  • 10k for upcoming travel. Air, hotel, lodging, and ground transportation.  United We Dream recently held event in Washington DC and sent 300 dreamers to lobby to keep DACA. This budget will pay for 75-100 attendees for a similar rally upcoming.
  • 10k for series of upcoming local gatherings in NY, CT, TX, FL, NM. Facilities rent and security, transportation, food, technology
  • 5k for text service for the network of over 100,000 members.

Along with this $25,000 donation, Kaepernick has donated to DREAM (Formerly RBI Harlem) a baseball program in Harlem, Coalition For The Homeless, and War on Children.


Continue Reading


These Young Afro Latinas Reciting Victoria Santa Cruz’s “Me Gritaron Negra” Will Give You LIFE!

Me Gritaron NEGRA

Victoria Eugenia Santa Cruz Gamarra was an Afro-Peruvian choreographer, composer, and activist who is widely regarded as “the mother of Afro Peruvian dance and theatre.”
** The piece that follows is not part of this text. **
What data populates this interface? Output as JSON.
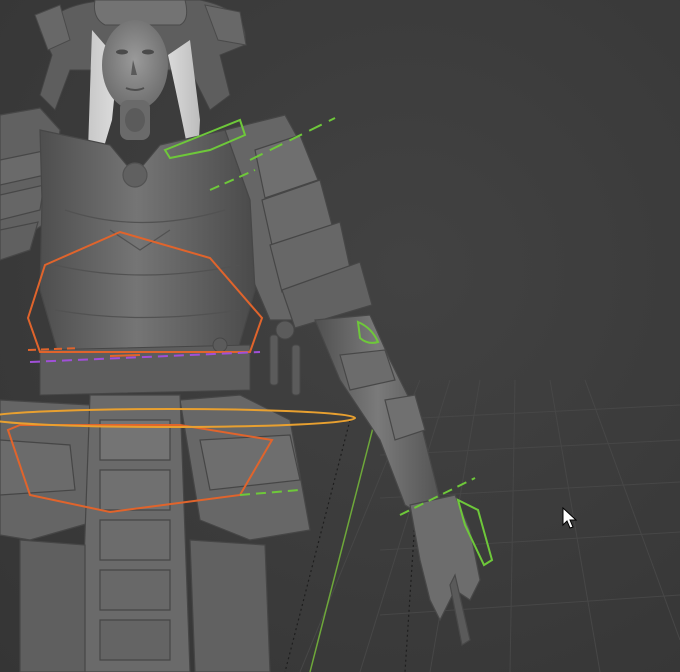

She lived from 1922 to 2004 and was one of the major players in the revival of Afro-Peruvian culture and Afrocentrism in Peru that took place during the 1960s and 1970s. In tribute of her impactful work, her poems, specifically “Me Gritaron NEGRA” (They Called Me Black) recited by young Afro-Peruvian and Afro-Ecuadorian girls have started to spread across the internet.

“Me Gritaron NEGRA” is a poem which follows Santa Cruz’s journey to accept and embrace her blackness, starts out with her telling the story of how at the a very young age started to shout “Negra” (the spanish word for Black) at her on the street everywhere she went. This shamed her into straightening her hair and wanting to lighten her skin but eventually she realized the beauty of her blackness and that the truth of this beauty was being hidden from her.

The original version of the poem recited by Santa Cruz is EXTREMELY powerful and might even give you chills.

What is even more powerful than the poem itself is that young Afro Latinas who are the age of Santa Cruz at the beginning of the story that she tells in the poem are now reciting the poem and the message is going viral. By reciting this poem at this young age, these girls, who are Black just like Santa Cruz, are able to take this woman’s story and find pride in it. They are able to put words to their struggles of living in a society with eurocentric beauty ideals and recite this peom as a reminder to themselves about how beautiful and strong they truly are.

Check out this video from Ecuador of a little girl reciting the poem.

Share this on Facebook if you think this deserves to go Viral!

Continue Reading